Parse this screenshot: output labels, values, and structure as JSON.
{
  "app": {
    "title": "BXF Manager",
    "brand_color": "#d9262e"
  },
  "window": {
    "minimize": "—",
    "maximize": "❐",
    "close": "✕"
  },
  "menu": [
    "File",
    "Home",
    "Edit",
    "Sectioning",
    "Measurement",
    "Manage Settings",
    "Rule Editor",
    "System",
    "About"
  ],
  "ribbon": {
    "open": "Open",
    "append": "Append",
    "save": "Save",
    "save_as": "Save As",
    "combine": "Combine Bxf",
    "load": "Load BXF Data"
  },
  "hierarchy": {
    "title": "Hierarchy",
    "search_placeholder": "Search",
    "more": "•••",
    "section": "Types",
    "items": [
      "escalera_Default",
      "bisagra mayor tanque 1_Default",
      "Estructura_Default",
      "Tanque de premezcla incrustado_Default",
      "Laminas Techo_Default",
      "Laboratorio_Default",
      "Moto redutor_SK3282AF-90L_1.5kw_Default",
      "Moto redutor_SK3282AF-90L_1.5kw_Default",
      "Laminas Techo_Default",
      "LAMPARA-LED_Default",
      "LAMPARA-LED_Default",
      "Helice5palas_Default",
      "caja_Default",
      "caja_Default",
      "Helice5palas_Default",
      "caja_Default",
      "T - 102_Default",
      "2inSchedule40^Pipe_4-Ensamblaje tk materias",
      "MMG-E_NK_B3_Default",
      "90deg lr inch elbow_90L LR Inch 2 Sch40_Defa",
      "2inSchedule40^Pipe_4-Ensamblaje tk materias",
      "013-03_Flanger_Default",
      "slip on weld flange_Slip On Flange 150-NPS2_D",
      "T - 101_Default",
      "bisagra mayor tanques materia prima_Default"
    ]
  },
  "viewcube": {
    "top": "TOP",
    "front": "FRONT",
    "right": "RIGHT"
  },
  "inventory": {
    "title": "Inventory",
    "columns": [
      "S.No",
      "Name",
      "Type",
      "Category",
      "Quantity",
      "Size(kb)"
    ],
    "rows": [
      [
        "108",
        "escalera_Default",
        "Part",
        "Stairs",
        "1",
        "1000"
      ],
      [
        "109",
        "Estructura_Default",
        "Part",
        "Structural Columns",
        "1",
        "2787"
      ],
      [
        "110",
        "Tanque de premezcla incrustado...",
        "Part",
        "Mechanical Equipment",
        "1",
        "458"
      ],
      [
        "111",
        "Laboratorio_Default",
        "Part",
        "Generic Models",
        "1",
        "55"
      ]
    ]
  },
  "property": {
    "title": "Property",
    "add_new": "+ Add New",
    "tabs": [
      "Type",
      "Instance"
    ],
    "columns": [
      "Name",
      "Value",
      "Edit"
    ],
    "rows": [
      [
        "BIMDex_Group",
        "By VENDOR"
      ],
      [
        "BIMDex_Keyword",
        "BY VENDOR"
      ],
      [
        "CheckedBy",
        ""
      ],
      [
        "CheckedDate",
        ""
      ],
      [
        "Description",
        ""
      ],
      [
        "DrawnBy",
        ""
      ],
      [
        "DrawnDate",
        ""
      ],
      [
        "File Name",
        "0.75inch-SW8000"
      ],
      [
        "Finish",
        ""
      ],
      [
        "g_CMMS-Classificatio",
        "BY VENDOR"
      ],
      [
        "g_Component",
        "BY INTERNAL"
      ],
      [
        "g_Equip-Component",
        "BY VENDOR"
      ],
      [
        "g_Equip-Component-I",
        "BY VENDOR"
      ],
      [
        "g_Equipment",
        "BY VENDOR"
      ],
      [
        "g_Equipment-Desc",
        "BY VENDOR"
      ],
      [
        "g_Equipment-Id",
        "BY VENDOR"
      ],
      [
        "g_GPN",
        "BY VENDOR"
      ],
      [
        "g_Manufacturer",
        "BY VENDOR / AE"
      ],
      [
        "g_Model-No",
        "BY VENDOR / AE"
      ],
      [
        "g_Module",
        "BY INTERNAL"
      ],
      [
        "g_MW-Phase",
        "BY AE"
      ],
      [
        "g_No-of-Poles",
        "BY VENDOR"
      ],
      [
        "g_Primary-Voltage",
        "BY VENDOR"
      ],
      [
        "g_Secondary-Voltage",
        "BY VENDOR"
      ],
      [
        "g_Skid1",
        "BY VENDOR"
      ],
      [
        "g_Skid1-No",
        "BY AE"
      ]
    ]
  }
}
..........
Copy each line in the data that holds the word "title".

WORKED SOLUTION:
    "title": "BXF Manager",
    "title": "Hierarchy",
    "title": "Inventory",
    "title": "Property",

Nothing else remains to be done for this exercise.